*** Begin section ***

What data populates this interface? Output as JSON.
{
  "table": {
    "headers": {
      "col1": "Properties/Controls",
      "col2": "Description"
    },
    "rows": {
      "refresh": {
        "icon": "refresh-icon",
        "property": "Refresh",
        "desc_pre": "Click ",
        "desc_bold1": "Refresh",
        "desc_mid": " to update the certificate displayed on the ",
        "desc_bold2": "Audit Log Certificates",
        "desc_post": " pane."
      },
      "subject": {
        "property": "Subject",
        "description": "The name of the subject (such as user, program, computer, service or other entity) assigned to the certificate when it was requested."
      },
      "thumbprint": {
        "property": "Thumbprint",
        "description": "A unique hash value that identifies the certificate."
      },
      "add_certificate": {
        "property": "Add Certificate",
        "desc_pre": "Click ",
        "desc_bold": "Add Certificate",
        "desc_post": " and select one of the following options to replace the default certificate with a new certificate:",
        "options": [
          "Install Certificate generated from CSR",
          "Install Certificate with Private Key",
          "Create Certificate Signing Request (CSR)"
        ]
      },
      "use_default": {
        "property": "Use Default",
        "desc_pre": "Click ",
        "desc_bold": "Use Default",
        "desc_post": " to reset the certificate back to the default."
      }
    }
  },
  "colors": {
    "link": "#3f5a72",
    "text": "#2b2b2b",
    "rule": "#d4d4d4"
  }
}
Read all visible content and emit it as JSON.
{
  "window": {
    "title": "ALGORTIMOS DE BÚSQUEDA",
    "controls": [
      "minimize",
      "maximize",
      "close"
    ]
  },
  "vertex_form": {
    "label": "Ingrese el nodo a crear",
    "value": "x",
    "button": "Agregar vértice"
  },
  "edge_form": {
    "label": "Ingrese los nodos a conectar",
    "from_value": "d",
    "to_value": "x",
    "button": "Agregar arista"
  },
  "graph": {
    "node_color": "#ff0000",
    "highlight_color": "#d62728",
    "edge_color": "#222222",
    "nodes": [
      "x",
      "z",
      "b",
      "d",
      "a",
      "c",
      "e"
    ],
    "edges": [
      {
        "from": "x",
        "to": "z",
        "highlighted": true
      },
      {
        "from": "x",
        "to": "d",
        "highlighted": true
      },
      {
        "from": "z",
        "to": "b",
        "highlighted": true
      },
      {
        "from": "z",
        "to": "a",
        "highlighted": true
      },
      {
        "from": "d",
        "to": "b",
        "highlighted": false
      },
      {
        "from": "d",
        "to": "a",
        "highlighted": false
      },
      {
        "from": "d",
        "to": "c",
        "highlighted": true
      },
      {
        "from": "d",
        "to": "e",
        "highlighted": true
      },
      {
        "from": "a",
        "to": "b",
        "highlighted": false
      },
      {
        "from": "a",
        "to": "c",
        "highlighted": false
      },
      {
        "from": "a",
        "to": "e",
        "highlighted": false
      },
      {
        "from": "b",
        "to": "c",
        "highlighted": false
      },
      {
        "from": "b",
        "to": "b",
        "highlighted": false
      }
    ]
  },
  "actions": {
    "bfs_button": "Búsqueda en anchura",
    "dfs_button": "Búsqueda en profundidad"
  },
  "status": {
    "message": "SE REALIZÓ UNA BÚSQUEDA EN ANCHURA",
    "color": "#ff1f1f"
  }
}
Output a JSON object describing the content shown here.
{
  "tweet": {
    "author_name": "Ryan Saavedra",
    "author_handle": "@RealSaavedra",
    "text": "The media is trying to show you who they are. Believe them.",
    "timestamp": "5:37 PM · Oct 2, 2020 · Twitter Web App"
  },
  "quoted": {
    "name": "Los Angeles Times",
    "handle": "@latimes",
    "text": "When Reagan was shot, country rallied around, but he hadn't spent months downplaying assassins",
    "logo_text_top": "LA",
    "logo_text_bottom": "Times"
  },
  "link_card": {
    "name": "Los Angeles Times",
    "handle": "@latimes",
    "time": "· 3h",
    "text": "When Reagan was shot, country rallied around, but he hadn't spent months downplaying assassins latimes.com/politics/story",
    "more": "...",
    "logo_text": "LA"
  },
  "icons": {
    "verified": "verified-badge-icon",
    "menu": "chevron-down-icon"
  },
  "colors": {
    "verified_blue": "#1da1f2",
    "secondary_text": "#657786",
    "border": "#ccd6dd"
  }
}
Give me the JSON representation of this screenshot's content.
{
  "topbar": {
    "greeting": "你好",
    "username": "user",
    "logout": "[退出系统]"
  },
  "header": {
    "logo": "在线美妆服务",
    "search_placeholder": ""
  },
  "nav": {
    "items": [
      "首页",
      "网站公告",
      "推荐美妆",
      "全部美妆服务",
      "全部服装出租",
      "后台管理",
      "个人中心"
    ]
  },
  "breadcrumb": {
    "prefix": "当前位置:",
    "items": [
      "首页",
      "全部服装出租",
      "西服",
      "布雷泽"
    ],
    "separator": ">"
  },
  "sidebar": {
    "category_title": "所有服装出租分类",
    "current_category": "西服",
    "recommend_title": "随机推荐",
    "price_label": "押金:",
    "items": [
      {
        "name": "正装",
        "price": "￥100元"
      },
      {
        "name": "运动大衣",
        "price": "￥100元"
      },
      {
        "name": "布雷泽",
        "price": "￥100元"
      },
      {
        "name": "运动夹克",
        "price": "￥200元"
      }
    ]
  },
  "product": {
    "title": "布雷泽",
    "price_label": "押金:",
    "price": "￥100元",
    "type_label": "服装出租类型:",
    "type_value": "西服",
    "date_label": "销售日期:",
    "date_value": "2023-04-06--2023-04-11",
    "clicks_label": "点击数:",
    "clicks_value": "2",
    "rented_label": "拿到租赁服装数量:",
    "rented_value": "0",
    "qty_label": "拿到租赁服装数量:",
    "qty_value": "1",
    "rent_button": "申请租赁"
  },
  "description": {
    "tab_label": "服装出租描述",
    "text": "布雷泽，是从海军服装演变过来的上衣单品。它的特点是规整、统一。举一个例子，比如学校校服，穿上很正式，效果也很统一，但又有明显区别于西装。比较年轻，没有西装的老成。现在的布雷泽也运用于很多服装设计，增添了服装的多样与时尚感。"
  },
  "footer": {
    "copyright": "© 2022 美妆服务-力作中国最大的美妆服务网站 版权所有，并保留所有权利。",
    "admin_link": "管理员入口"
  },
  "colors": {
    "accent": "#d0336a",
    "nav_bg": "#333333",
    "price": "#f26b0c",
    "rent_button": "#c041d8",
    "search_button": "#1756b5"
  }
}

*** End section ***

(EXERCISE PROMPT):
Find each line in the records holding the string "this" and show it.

(RESULT):
What data populates this interface? Output as JSON.
Give me the JSON representation of this screenshot's content.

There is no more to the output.